A late addition to the Christmas wish lists of Claude Noel, Kevin Cheveldayoff & Co.:
One gi-normous crate of antacid tablets.
The Winnipeg Jets both thrilled and chilled again Thursday night — building a 2-0 lead, falling behind 3-2, rallying in the third only to lose in the shootout — in a game that featured all that is good and bad about our local shinny squad.
"Our division, our conference, isn’t easy," said Blake Wheeler, who scored twice for the Jets. "We’ve done a good job, we’ve risen to the challenge but we’ve been taking positives out of losses too long. It feels like three years where we come after a loss like this and you say, ‘Well, you did some good things.’
"You’ve got to stay positive and draw some positives from the game because we did a lot of really good things. But we didn’t do enough to win the game and that’s the bottom line."
Asked what it will take for the Jets to take that next step — to turn games like that into wins — Wheeler sighed, then said:
"That’s a hard question. It’s been a while that we’ve been dancing around this. I don’t know. We’re going to have to figure that out as a group. Right now that one stings a little bit so I don’t have a great answer for you."
The result leaves the Jets an even .500 at 14-14-5 — and 0-2-3 in their last five at the MTS Centre — while the Avs, who had lost three of their last four before arriving in River City, improve to 21-9.
The Jets were up 2-zip before the game was even six minutes old as they pushed the Avs up against the ropes and delivered shot after shot, the first goal coming just 24 ticks in when Wheeler’s shot bounced off a defenceman’s skate behind Semyon Varlamov and the second when Michael Frolik tipped home a Jacob Trouba shot on the power-play — yes, the power play — at the 5:25 mark.
But after the Avs survived their third minor penalty against of the first nine minutes — a bench minor for being lippy to the officials, no less — they began to punch back and there was a palpable feel the Jets had missed their early chance for the KO punch, especially when Matt Duchene’s 13th goal carried momentum into the second.
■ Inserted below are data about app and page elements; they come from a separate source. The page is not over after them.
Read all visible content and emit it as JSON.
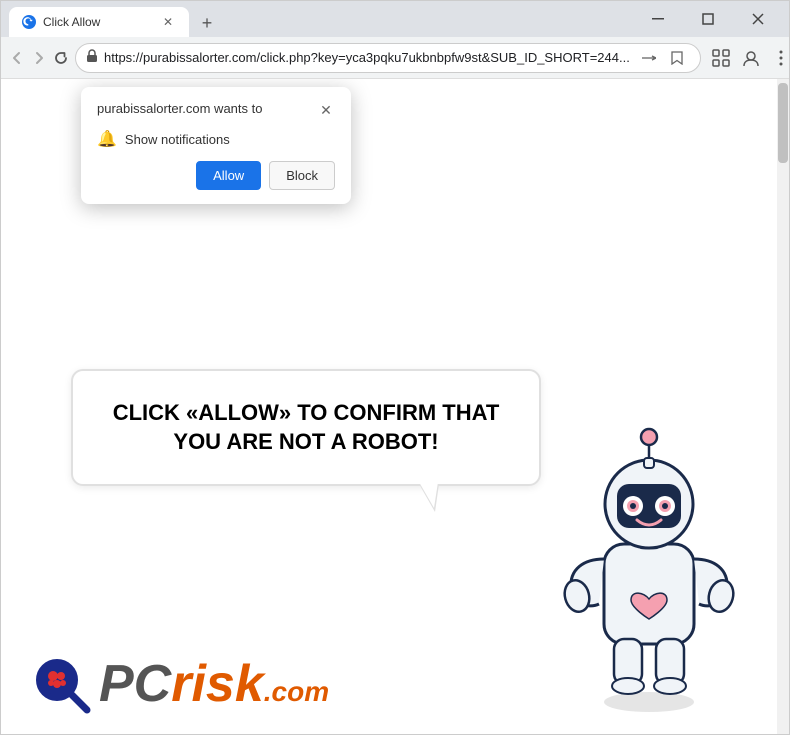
{
  "window": {
    "title": "Click Allow",
    "minimize": "─",
    "maximize": "□",
    "close": "✕"
  },
  "tab": {
    "label": "Click Allow",
    "close": "✕"
  },
  "new_tab_button": "+",
  "address_bar": {
    "url": "https://purabissalorter.com/click.php?key=yca3pqku7ukbnbpfw9st&SUB_ID_SHORT=244...",
    "lock_icon": "🔒",
    "back_disabled": true,
    "forward_disabled": true
  },
  "notification_popup": {
    "title": "purabissalorter.com wants to",
    "close": "✕",
    "notification_text": "Show notifications",
    "allow_button": "Allow",
    "block_button": "Block"
  },
  "main_content": {
    "speech_bubble_text": "CLICK «ALLOW» TO CONFIRM THAT YOU ARE NOT A ROBOT!"
  },
  "pcrisk": {
    "pc_text": "PC",
    "risk_com_text": "risk.com"
  },
  "colors": {
    "allow_button": "#1a73e8",
    "block_button": "#f8f8f8",
    "accent_orange": "#e05a00",
    "robot_dark": "#1a2a4a",
    "robot_pink": "#f5a0b0",
    "robot_white": "#f0f4f8"
  }
}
As good as the Jets were early in out-shooting the Avs 14-4, Colorado flipped the ice in the middle frame, getting two more goals, including Duchene’s 14th with just 1.6 seconds left in which the Jets completely fell asleep. Colorado’s Ryan O’Reilly would also score for the visitors who, just as the Jets did in the first, outshot their opponent 14-4 and dominated the play.
"We had a great start and let them back into it. That’s when things fell apart for us a little bit," said Jacob Trouba. "Our third period was good, we came out the way we wanted to play. Goals in the last second of a period will kill you and we’ve had a couple of those in the last couple of games and I’ve been on the ice for both of them. That falls on me and it’s something we have to clean up."
The extra time solved nothing, pushing the contest to the shootout where Devin Setoguchi and Andrew Ladd were stymied by Varlamov while Duchene and Parenteau beat Ondrej Pavelec for the win.
"The crowd is awesome here, but we need to find a way to use it as our advantage and win more games here," said Michael Frolik, who had the Jets’ other goal. "The point is still pretty good. We have to learn from this and keep going."
JETS VS. CENTRAL, NOTABLE NUMBERS
Cover your eyes, kiddies, some of these aren’t pretty...
❚ Winnipeg is now 3-10-3 vs. the Central Division, 11-4-2 vs. the rest of the NHL.
❚ The Jets are 8-7-5 overall in one-goal games. Of those 10 losses vs. their division rivals, five have been by one goal, another three have come in the shootout.
"We’ve basically been in every game we’ve played this year," said Mark Scheifele. "Colorado is a good team out there. St. Louis, the last game, was a tight one (a 2-1 loss). We have to get the wins, that’s the main focus. We can’t be satisfied with a shootout loss."